Before GST, every state in India had its own tax structure and taxes for the same product varied from state to state. And to enforce the state-level taxes, every state had check posts along its boundaries. These checkpoints impeded the movement of goods, thus creating domestic trade barriers.
GST has changed all this and turned India into a single market. The other major change is uniform taxation across the nation as GST subsumed a long list of existing taxes. Barring these two, there are no other tangible benefits.
But the Narendra Modi government created much hype around GST as if the new tax regime would eliminate tax evasions and place the country in the elite league of developed nations. Union Finance Minister Arun Jaitley even exhorted Indians to think like citizens of a developed country and start paying more taxes.

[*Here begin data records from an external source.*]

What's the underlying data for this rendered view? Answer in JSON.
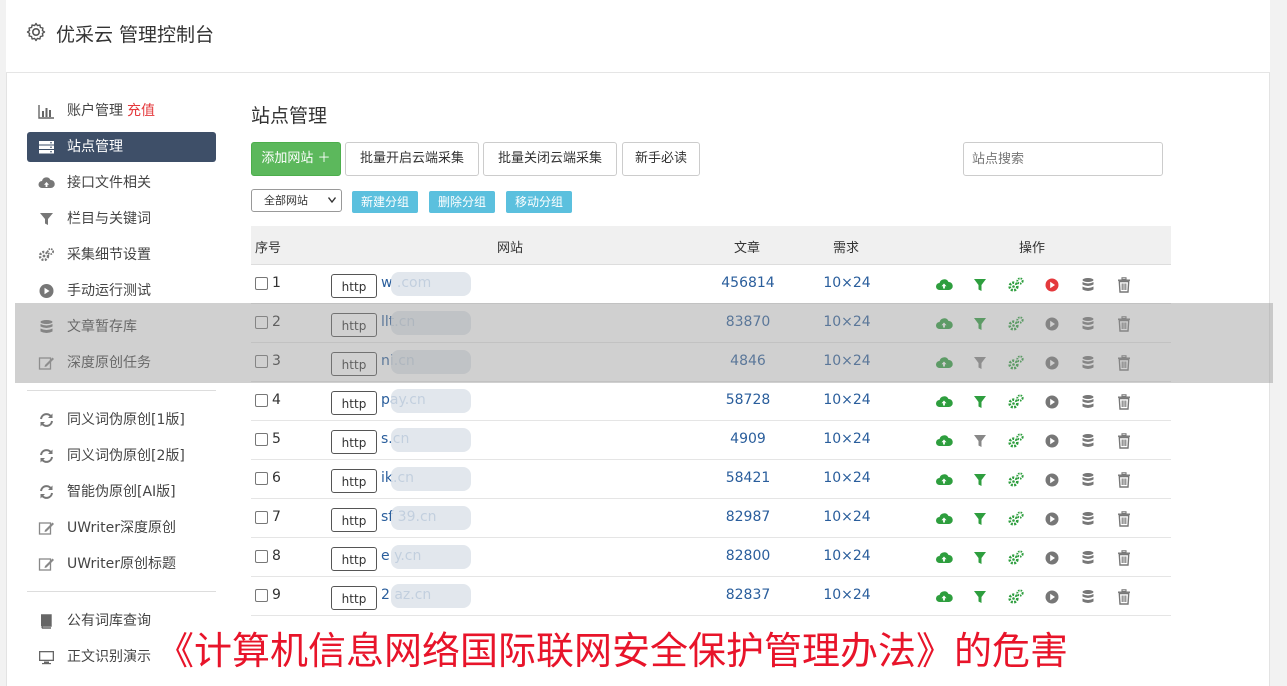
{
  "app": {
    "title": "优采云 管理控制台"
  },
  "sidebar": {
    "items": [
      {
        "label": "账户管理",
        "extra": "充值",
        "icon": "bar-chart-icon"
      },
      {
        "label": "站点管理",
        "icon": "server-icon",
        "active": true
      },
      {
        "label": "接口文件相关",
        "icon": "cloud-upload-icon"
      },
      {
        "label": "栏目与关键词",
        "icon": "filter-icon"
      },
      {
        "label": "采集细节设置",
        "icon": "cogs-icon"
      },
      {
        "label": "手动运行测试",
        "icon": "play-icon"
      },
      {
        "label": "文章暂存库",
        "icon": "database-icon"
      },
      {
        "label": "深度原创任务",
        "icon": "edit-icon"
      }
    ],
    "items2": [
      {
        "label": "同义词伪原创[1版]",
        "icon": "refresh-icon"
      },
      {
        "label": "同义词伪原创[2版]",
        "icon": "refresh-icon"
      },
      {
        "label": "智能伪原创[AI版]",
        "icon": "refresh-icon"
      },
      {
        "label": "UWriter深度原创",
        "icon": "edit-icon"
      },
      {
        "label": "UWriter原创标题",
        "icon": "edit-icon"
      }
    ],
    "items3": [
      {
        "label": "公有词库查询",
        "icon": "book-icon"
      },
      {
        "label": "正文识别演示",
        "icon": "monitor-icon"
      }
    ]
  },
  "main": {
    "title": "站点管理",
    "toolbar": {
      "add_label": "添加网站 ＋",
      "batch_on_label": "批量开启云端采集",
      "batch_off_label": "批量关闭云端采集",
      "newbie_label": "新手必读",
      "search_placeholder": "站点搜索"
    },
    "groups": {
      "select_value": "全部网站",
      "new_group": "新建分组",
      "delete_group": "删除分组",
      "move_group": "移动分组"
    },
    "table": {
      "headers": {
        "seq": "序号",
        "site": "网站",
        "articles": "文章",
        "demand": "需求",
        "ops": "操作"
      },
      "rows": [
        {
          "num": "1",
          "protocol": "http",
          "domain": "w                  .com",
          "articles": "456814",
          "demand": "10×24",
          "filter_on": true,
          "play_on": true
        },
        {
          "num": "2",
          "protocol": "http",
          "domain": "     llt.cn",
          "articles": "83870",
          "demand": "10×24",
          "filter_on": true,
          "play_on": false
        },
        {
          "num": "3",
          "protocol": "http",
          "domain": "     ni.cn",
          "articles": "4846",
          "demand": "10×24",
          "filter_on": false,
          "play_on": false
        },
        {
          "num": "4",
          "protocol": "http",
          "domain": "      pay.cn",
          "articles": "58728",
          "demand": "10×24",
          "filter_on": true,
          "play_on": false
        },
        {
          "num": "5",
          "protocol": "http",
          "domain": "      s.cn",
          "articles": "4909",
          "demand": "10×24",
          "filter_on": false,
          "play_on": false
        },
        {
          "num": "6",
          "protocol": "http",
          "domain": "     ik.cn",
          "articles": "58421",
          "demand": "10×24",
          "filter_on": true,
          "play_on": false
        },
        {
          "num": "7",
          "protocol": "http",
          "domain": "sf  39.cn",
          "articles": "82987",
          "demand": "10×24",
          "filter_on": true,
          "play_on": false
        },
        {
          "num": "8",
          "protocol": "http",
          "domain": "e      y.cn",
          "articles": "82800",
          "demand": "10×24",
          "filter_on": true,
          "play_on": false
        },
        {
          "num": "9",
          "protocol": "http",
          "domain": "2     az.cn",
          "articles": "82837",
          "demand": "10×24",
          "filter_on": true,
          "play_on": false
        }
      ]
    }
  },
  "caption": "《计算机信息网络国际联网安全保护管理办法》的危害",
  "colors": {
    "sidebar_active": "#3e4f68",
    "add_button": "#5cb85c",
    "group_button": "#5bc0de",
    "link": "#2a5e9c",
    "caption": "#e8142a",
    "op_green": "#2e9e3e",
    "op_red": "#e4393c"
  }
}
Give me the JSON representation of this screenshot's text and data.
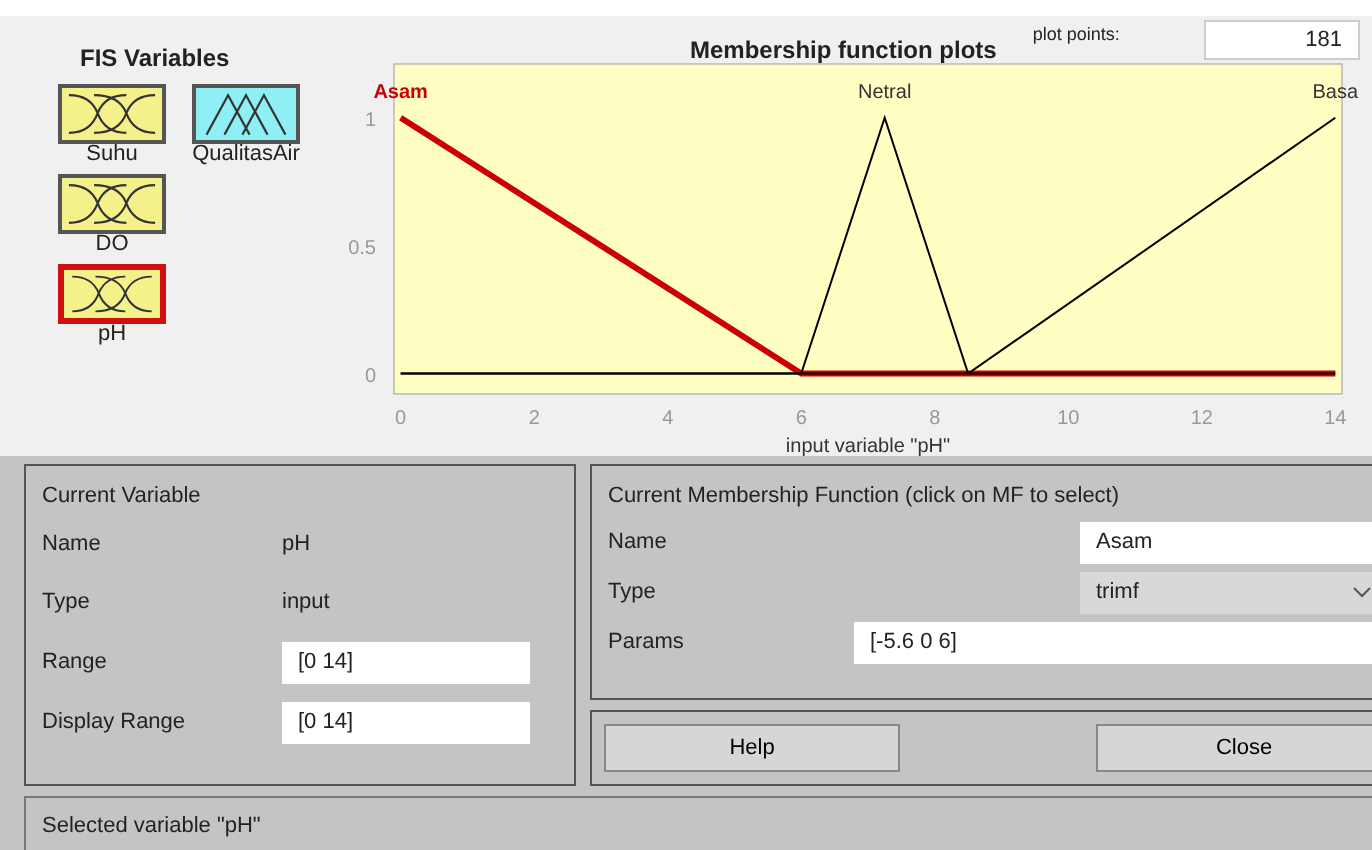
{
  "fis_variables": {
    "title": "FIS Variables",
    "items": [
      {
        "label": "Suhu",
        "kind": "input",
        "selected": false
      },
      {
        "label": "QualitasAir",
        "kind": "output",
        "selected": false
      },
      {
        "label": "DO",
        "kind": "input",
        "selected": false
      },
      {
        "label": "pH",
        "kind": "input",
        "selected": true
      }
    ]
  },
  "plot": {
    "plot_points_label": "plot points:",
    "plot_points": "181",
    "chart_data": {
      "type": "line",
      "title": "Membership function plots",
      "xlabel": "input variable \"pH\"",
      "x": [
        0,
        6,
        7.25,
        8.5,
        14
      ],
      "series": [
        {
          "name": "Asam",
          "color": "#cc0000",
          "values": [
            1,
            0,
            0,
            0,
            0
          ]
        },
        {
          "name": "Netral",
          "color": "#000000",
          "values": [
            0,
            0,
            1,
            0,
            0
          ]
        },
        {
          "name": "Basa",
          "color": "#000000",
          "values": [
            0,
            0,
            0,
            0,
            1
          ]
        }
      ],
      "xlim": [
        -0.1,
        14.1
      ],
      "ylim": [
        -0.08,
        1.21
      ],
      "xticks": [
        0,
        2,
        4,
        6,
        8,
        10,
        12,
        14
      ],
      "yticks": [
        0,
        0.5,
        1
      ]
    }
  },
  "current_variable": {
    "title": "Current Variable",
    "name_label": "Name",
    "name": "pH",
    "type_label": "Type",
    "type": "input",
    "range_label": "Range",
    "range": "[0 14]",
    "display_range_label": "Display Range",
    "display_range": "[0 14]"
  },
  "current_mf": {
    "title": "Current Membership Function (click on MF to select)",
    "name_label": "Name",
    "name": "Asam",
    "type_label": "Type",
    "type": "trimf",
    "params_label": "Params",
    "params": "[-5.6 0 6]"
  },
  "buttons": [
    "Help",
    "Close"
  ],
  "status": "Selected variable \"pH\""
}
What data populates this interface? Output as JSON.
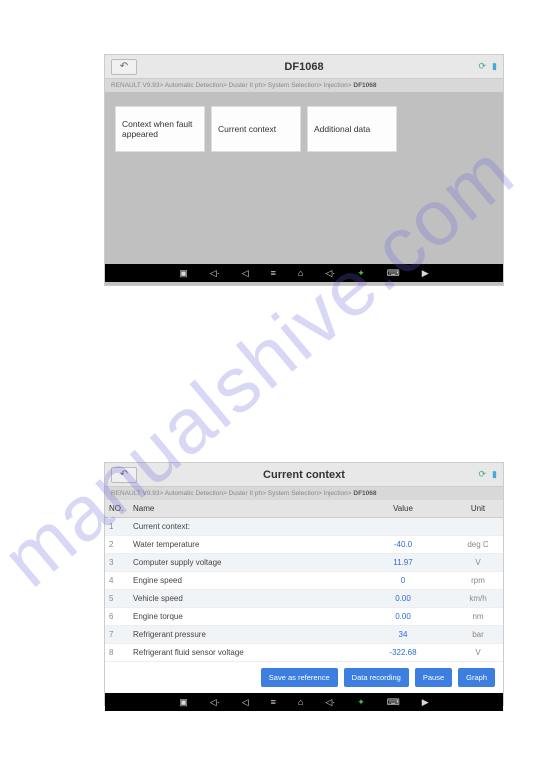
{
  "watermark": "manualshive.com",
  "screen1": {
    "title": "DF1068",
    "breadcrumb_prefix": "RENAULT V9.93> Automatic Detection> Duster II ph> System Selection> Injection> ",
    "breadcrumb_last": "DF1068",
    "cards": [
      {
        "label": "Context when fault appeared"
      },
      {
        "label": "Current context"
      },
      {
        "label": "Additional data"
      }
    ]
  },
  "screen2": {
    "title": "Current context",
    "breadcrumb_prefix": "RENAULT V9.93> Automatic Detection> Duster II ph> System Selection> Injection> ",
    "breadcrumb_last": "DF1068",
    "headers": {
      "no": "NO.",
      "name": "Name",
      "value": "Value",
      "unit": "Unit"
    },
    "rows": [
      {
        "no": "1",
        "name": "Current context:",
        "value": "",
        "unit": ""
      },
      {
        "no": "2",
        "name": "Water temperature",
        "value": "-40.0",
        "unit": "deg C"
      },
      {
        "no": "3",
        "name": "Computer supply voltage",
        "value": "11.97",
        "unit": "V"
      },
      {
        "no": "4",
        "name": "Engine speed",
        "value": "0",
        "unit": "rpm"
      },
      {
        "no": "5",
        "name": "Vehicle speed",
        "value": "0.00",
        "unit": "km/h"
      },
      {
        "no": "6",
        "name": "Engine torque",
        "value": "0.00",
        "unit": "nm"
      },
      {
        "no": "7",
        "name": "Refrigerant pressure",
        "value": "34",
        "unit": "bar"
      },
      {
        "no": "8",
        "name": "Refrigerant fluid sensor voltage",
        "value": "-322.68",
        "unit": "V"
      }
    ],
    "buttons": {
      "save": "Save as reference",
      "record": "Data recording",
      "pause": "Pause",
      "graph": "Graph"
    }
  },
  "nav": {
    "gallery": "▣",
    "prev": "◁·",
    "back": "◁",
    "menu": "≡",
    "home": "⌂",
    "next": "◁·",
    "star": "✦",
    "chat": "⌨",
    "video": "▶"
  },
  "icons": {
    "refresh": "⟳",
    "battery": "▮"
  }
}
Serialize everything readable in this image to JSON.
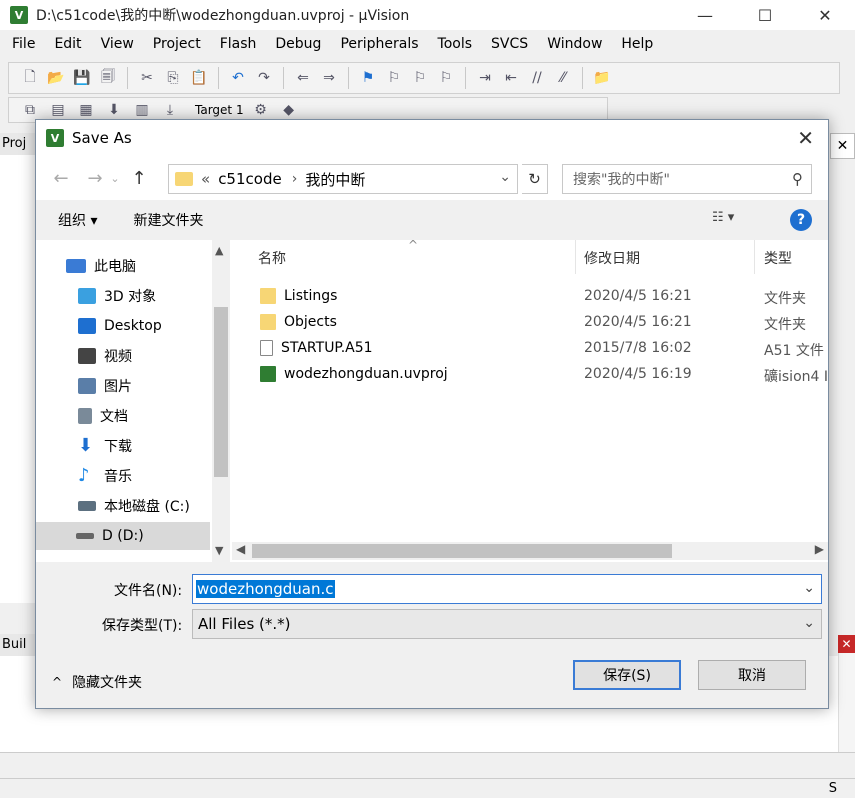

Of course, Prime Minister Modi and his Cabinet colleagues are good at converting every adverse situation into a political opportunity as happened during the demonetisation drive which pushed the country into acute cash crunch for a prolonged period.
Cash crunch still haunts the nation even though major part of the note ban exercise ended six months ago. Farmers are still finding it difficult to get adequate cash from banks for their agriculture operations. Yet, the Modi government and RBI, which claimed that the demonetisation had dealt a death blow to black money menace, are yet to come out with a progress report on what the ill-advised note ban exercise has achieved.
Now, the Modi government is saying that GST will create wonders for the country by reducing tax evasion and increasing tax base. But unnecessary hype around GST is unwarranted as it has simply replaced existing taxes. Moreover, most of the new tax rates are closer to the rates existed prior to the GST launch.
Going by the past experiences such as demonetisation, it’s unlikely that tax evasion will come down in the GST era. Tax evasion is majorly linked to high tax rates. The peak rate of 28 per cent GST in India is the highest tax among all the countries which embraced this destination-based tax.
As if this hype about curbing the tax evasion is not enough, the Prime Minister went a step further and recently said GST would curb black money. It’s a known thing that high taxes and corruption are the two things that lead to the generation of black money.
Without reducing taxes drastically and eliminating corruption, there is no way black money can be curbed. Therefore, it’s time the governments at the Centre and in the States, stop creating unnecessary hype about GST rollout. That will do a lot of good to India and its economy!